to another, would never make a slave of
one human being who would not be so without
it. Indeed, if there were any morality in
the question it is on the other side; because
by spreading them over a larger surface their
happiness would be increased, and the burden
for their future liberation lightened by bringing
a greater number of shoulders under it.
However, it served to throw dust into the
eyes of the people and to fanaticize them,
while to the knowing ones it gave a geographical
and preponderant line of the Potomac
and Ohio, throwing fourteen States to the
North and East, and ten to the South and
West.

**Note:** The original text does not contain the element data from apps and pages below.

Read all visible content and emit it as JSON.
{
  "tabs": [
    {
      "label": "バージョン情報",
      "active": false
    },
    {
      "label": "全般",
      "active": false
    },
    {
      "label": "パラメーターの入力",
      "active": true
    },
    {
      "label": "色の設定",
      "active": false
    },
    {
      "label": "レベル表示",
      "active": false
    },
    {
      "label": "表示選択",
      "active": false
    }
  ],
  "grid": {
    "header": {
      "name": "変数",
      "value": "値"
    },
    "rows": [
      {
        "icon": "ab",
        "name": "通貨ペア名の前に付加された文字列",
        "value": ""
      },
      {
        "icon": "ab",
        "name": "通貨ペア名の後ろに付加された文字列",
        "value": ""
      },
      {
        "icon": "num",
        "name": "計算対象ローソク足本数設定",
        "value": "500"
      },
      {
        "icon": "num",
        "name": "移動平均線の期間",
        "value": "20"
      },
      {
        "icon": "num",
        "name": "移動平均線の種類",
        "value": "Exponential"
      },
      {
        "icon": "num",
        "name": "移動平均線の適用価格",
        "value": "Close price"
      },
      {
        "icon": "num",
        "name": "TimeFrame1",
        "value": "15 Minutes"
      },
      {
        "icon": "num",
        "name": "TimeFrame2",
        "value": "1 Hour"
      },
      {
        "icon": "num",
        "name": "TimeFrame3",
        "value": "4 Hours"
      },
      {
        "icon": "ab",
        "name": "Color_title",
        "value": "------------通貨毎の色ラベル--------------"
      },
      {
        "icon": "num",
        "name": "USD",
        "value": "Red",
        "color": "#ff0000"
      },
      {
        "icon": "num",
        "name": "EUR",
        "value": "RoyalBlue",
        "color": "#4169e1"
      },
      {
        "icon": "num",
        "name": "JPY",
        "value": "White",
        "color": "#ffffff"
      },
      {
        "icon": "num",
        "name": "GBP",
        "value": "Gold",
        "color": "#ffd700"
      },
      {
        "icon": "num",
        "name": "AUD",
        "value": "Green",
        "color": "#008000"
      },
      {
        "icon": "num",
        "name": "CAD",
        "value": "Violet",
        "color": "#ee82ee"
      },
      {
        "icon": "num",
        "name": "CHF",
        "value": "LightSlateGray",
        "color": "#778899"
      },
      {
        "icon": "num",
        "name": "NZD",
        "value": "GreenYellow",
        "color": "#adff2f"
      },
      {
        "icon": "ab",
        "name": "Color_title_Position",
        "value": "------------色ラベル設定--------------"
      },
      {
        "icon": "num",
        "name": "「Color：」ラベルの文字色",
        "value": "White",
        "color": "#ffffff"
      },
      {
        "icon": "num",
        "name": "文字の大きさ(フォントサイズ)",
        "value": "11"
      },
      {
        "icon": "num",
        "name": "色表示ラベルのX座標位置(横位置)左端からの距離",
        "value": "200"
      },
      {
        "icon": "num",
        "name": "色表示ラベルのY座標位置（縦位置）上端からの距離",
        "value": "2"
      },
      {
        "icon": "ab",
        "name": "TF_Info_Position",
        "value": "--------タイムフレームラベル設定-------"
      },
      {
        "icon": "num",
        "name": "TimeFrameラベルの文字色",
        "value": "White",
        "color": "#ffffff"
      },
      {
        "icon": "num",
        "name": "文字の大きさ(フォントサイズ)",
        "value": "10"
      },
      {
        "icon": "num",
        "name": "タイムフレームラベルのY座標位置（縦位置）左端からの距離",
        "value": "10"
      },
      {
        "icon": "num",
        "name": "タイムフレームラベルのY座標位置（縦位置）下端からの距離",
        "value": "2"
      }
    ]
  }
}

With these, therefore, it is merely a
question of power; but with this geographical
minority it is a question of existence. For
if Congress once goes out of the Constitution
to arrogate a right of regulating the condition
of the inhabitants of the States, its majority
may, and probably will, next declare
that the condition of all men within the
United States shall be that of freedom; in
which case all the whites south of the Potomac
and Ohio must evacuate their States,
and most fortunate those who can do it
first. And so far this crisis seems to be advancing.—
To Albert Gallatin. Ford ed., x, 177.
(M. Dec. 1820)